For efficient leak mitigation, industry requires a technology that can locate leaks, quantify the emission rate, and identify faulty equipment. This requires concentration measurements and meteorological data to identify and characterize specific sources. The team developed multiple new inversion methods utilizing different gas transport models and statistics-driven observation configurations to overcome challenges associated with long-path inversion modeling. The DCS-based technology was able to locate small methane emissions from a distance of >1 km, and is being tested over greater distances. The technology is able to differentiate multiple leaks from a field containing many possible emission locations.

Cost is a major concern when using advanced laser technology. The team developed ways to reduce the cost of the reflectors, identifying cases that either minimized the required reflectors or maximized their use. The resulting system is currently on track to achieve a tenfold monitoring cost reduction per well per year.


While the team was developing the DCS technology, they met with potential customers and technology partners to identify upstream oil and gas production and natural gas storage as viable commercial uses.
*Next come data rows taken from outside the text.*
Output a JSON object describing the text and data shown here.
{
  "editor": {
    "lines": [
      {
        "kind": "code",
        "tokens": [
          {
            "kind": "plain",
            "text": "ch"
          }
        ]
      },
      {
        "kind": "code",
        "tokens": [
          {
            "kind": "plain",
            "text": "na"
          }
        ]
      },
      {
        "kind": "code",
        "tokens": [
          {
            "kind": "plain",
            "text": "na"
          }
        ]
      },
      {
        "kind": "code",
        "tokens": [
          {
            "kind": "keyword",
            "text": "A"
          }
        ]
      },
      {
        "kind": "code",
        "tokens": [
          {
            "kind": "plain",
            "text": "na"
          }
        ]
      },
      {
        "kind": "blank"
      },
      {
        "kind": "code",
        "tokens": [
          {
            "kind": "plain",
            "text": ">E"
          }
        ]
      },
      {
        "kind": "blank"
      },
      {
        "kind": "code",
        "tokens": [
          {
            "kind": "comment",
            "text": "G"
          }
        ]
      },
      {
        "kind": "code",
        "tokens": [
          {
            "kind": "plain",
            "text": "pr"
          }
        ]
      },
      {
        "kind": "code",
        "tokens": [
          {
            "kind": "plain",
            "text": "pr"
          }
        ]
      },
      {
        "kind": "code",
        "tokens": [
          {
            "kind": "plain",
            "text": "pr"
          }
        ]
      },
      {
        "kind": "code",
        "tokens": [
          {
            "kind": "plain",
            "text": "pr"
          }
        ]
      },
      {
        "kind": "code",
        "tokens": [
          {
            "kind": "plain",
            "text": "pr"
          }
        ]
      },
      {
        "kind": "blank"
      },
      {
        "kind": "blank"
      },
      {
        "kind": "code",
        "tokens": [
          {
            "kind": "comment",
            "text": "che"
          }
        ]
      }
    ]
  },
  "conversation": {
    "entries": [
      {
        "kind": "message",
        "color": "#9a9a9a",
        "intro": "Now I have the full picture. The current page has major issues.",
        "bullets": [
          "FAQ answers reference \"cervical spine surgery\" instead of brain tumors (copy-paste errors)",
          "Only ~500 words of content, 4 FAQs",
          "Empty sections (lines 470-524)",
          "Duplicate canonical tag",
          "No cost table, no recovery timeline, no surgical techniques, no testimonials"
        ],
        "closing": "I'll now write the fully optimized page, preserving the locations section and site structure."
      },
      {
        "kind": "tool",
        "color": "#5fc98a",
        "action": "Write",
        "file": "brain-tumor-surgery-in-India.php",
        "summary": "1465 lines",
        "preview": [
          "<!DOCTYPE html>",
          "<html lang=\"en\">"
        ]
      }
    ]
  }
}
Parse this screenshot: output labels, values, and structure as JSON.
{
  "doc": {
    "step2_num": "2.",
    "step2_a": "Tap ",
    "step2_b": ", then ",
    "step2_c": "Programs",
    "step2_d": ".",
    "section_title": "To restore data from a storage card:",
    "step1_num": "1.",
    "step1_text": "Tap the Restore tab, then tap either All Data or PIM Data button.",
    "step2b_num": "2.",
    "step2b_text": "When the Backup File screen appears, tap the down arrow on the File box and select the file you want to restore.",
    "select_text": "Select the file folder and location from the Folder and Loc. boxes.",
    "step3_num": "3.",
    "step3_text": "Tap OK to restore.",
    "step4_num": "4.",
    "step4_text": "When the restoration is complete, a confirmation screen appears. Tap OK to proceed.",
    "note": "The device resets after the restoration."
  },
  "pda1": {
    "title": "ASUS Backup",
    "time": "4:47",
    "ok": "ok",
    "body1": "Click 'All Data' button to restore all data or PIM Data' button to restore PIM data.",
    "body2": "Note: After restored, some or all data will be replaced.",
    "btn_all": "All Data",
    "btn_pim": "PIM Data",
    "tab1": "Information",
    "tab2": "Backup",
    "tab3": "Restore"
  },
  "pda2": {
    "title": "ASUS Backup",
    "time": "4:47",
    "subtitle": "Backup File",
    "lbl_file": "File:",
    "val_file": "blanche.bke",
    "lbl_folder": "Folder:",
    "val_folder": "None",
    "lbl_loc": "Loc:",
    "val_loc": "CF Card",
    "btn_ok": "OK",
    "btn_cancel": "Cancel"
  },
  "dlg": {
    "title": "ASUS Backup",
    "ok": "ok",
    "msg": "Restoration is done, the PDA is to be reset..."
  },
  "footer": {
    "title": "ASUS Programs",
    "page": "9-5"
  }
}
The team secured two field demonstration partnerships with an electric and natural gas utility company and an upstream natural gas production company, and is discussing demonstration partnerships with multiple, large strategic players across the natural gas supply chain. The team recently spun out a company, Longpath Technologies, to provide natural gas emissions monitoring as a service for the oil and gas industry.


In the long term, the CU-Boulder team’s technology will help reduce fugitive methane emissions across the natural gas supply chain at low cost. This will help reduce overall system costs, improve operational efficiency, and enhance workplace safety. The regional methane monitoring system can help gas producers minimize the costs and allow for quicker identification of unintentional emissions. If this project succeeds, the resulting system will enable cost effective, highly scalable natural gas leak detection at well pads.


As of December 2017, the CU-Boulder project has generated two invention disclosures to ARPA-E. Two U.S. Patent and Trademark Office (PTO) patent applications have been filed on the disclosed inventions. The project has also published the scientific underpinnings of this technology six times in open literature.